*** RECORDS TO PROCESS ***

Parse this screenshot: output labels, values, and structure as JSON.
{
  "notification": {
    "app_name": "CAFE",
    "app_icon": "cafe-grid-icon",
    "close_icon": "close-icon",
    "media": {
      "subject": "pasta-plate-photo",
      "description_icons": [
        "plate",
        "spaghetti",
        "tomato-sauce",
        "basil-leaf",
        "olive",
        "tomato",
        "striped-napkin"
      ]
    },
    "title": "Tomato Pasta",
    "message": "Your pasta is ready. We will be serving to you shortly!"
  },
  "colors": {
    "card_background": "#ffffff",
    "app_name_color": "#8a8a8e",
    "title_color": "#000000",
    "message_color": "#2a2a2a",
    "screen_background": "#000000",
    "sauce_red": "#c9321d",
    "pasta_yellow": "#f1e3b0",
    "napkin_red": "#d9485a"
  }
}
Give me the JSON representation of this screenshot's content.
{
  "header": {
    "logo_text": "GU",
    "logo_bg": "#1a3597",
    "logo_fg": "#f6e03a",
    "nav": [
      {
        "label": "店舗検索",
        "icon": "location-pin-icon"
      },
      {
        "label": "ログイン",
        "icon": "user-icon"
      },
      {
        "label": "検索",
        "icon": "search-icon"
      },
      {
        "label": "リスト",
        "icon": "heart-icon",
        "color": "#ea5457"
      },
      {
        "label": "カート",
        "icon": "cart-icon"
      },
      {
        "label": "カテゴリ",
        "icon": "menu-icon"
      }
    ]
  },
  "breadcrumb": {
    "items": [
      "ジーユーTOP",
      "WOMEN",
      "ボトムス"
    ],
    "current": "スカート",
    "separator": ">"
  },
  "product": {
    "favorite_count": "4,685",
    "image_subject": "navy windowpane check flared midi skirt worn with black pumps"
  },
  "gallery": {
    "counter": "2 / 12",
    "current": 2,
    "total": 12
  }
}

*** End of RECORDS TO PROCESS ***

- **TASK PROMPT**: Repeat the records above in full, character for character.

- **YOUR RESPONSE**:
Parse this screenshot: output labels, values, and structure as JSON.
{
  "notification": {
    "app_name": "CAFE",
    "app_icon": "cafe-grid-icon",
    "close_icon": "close-icon",
    "media": {
      "subject": "pasta-plate-photo",
      "description_icons": [
        "plate",
        "spaghetti",
        "tomato-sauce",
        "basil-leaf",
        "olive",
        "tomato",
        "striped-napkin"
      ]
    },
    "title": "Tomato Pasta",
    "message": "Your pasta is ready. We will be serving to you shortly!"
  },
  "colors": {
    "card_background": "#ffffff",
    "app_name_color": "#8a8a8e",
    "title_color": "#000000",
    "message_color": "#2a2a2a",
    "screen_background": "#000000",
    "sauce_red": "#c9321d",
    "pasta_yellow": "#f1e3b0",
    "napkin_red": "#d9485a"
  }
}
Give me the JSON representation of this screenshot's content.
{
  "header": {
    "logo_text": "GU",
    "logo_bg": "#1a3597",
    "logo_fg": "#f6e03a",
    "nav": [
      {
        "label": "店舗検索",
        "icon": "location-pin-icon"
      },
      {
        "label": "ログイン",
        "icon": "user-icon"
      },
      {
        "label": "検索",
        "icon": "search-icon"
      },
      {
        "label": "リスト",
        "icon": "heart-icon",
        "color": "#ea5457"
      },
      {
        "label": "カート",
        "icon": "cart-icon"
      },
      {
        "label": "カテゴリ",
        "icon": "menu-icon"
      }
    ]
  },
  "breadcrumb": {
    "items": [
      "ジーユーTOP",
      "WOMEN",
      "ボトムス"
    ],
    "current": "スカート",
    "separator": ">"
  },
  "product": {
    "favorite_count": "4,685",
    "image_subject": "navy windowpane check flared midi skirt worn with black pumps"
  },
  "gallery": {
    "counter": "2 / 12",
    "current": 2,
    "total": 12
  }
}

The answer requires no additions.